That is my best guess as to what the guys on the street say. Its probably not all that correct, because the Koreans kept looking at me and laughing (although that’s also because it is so rare to see foreigners making fools out of themselves in Korean). But, we did manage to sell all of our cookies, muffins, and ice cream! I did have to make some deals when we got to the end. Some people really scored with 1/2 price or 1/4 price discounts!

Working at the orphanage always provides me with some great language experiences. Sometimes I get caught off guard that I am understanding the conversation. It seems when I TRY to listen I have a harder time getting it. However when I just participate, subconsciously expecting to understand, I find my comprehension is much higher. That day I was able to translate for a friend and answer a lady’s question without missing a beat. She wanted to know “why foreigners were selling things at the bazaar.” The tone in her voice was not so pleasant actually. But I just told her that “우리 보유관에서 봉사해요.” “We volunteer at the orphanage.”

This picture is of 성태 helping crank the ice cream machine.


도독놈들! (Theives!)

Something really serious happened when I was home for vacation. My friend Josh, who also volunteers at the orphanage told me that some of the older boys were caught with stolen money! Apparently each kid is given 5,000원 (about $5) each month as “allowance.” I’m sure it gets spent immediately on 컵라면 and other unhealthy snacks. But sometime during the summer break, a few of the older stole 500,000원 (about $500) from a man in the neighborhood. You might think that they would have tried to hide it really well, but money really burns holes in these kids’ pockets. So four kids split the money amongst themselves, the older ones threating the younger ones within an inch of their lives to keep silent. It wasn’t long before the staff got really curious about how these kids kept having money to buy things. The older boys wouldn’t talk. But one of the younger ones fessed up, and finally the truth came out. They now have to forgo their allowance until the debt is paid.It really represents a larger problem there. Things get stolen quite frequently. But usually, they steal from EACH OTHER. In Korean society, being a little bit older comes with some real tangible benefits. And the kids at the home squeeze everything they can get out of it. There are middle school and high school students on the second floor, above the elementary kids. They often exploit their seniority. Here is one conversation I witnessed about a cell phone. Remember that I said some kids have parents. Some parents have bought cell phones for their kids.

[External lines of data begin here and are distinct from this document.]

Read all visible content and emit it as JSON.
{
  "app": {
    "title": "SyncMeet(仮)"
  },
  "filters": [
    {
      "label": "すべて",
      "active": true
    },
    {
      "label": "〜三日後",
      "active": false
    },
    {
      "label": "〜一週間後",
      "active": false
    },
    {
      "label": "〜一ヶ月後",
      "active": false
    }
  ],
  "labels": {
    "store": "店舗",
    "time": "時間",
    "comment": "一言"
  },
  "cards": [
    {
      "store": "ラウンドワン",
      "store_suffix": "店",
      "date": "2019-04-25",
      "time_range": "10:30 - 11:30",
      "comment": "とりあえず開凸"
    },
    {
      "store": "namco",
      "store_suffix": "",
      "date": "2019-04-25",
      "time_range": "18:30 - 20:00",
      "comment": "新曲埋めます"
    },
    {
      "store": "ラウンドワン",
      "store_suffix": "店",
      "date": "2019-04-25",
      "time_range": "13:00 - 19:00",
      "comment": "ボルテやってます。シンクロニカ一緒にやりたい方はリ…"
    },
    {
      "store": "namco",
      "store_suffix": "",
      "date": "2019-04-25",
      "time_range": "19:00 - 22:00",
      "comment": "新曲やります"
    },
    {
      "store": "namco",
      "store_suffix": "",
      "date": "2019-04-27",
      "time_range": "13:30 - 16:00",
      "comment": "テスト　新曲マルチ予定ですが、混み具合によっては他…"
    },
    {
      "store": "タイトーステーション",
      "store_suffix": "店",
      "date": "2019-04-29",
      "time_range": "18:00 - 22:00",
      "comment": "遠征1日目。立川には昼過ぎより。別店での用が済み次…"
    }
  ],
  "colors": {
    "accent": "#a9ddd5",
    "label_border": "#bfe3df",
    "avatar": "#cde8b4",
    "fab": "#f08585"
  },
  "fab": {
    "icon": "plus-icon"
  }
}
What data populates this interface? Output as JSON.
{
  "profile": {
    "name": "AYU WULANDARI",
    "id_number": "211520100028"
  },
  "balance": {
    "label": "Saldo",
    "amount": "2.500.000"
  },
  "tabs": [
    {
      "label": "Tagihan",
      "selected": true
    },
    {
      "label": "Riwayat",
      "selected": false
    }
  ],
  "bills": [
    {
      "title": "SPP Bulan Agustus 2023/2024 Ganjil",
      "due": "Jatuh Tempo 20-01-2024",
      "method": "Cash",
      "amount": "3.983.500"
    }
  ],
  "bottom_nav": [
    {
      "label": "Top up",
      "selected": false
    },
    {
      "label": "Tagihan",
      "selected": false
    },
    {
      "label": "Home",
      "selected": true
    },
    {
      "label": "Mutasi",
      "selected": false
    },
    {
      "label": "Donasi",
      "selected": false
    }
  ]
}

고등 학생: 전기 줘! Give me your cell phone battery! (they have the same model)
4학년 학생: 왜? Why?
고등 학생: 형! Because I am your big brother! (no blood relation, but since he’s older, he is 형)

So the kid gave up battery. And he might not have seen it again. I wouldn’t be surprised.

Last weekend a 5th grader told me how he used to have a Nintendo DS. I have no idea how he managed to have one of those, but he did. Once the older boys found out about it, it was gone. They stole it, and probably sold it online! The same thing happened last year with someone’s Playstation Portable. The older boys throw down the age card, and there is nothing the younger kids can do about it!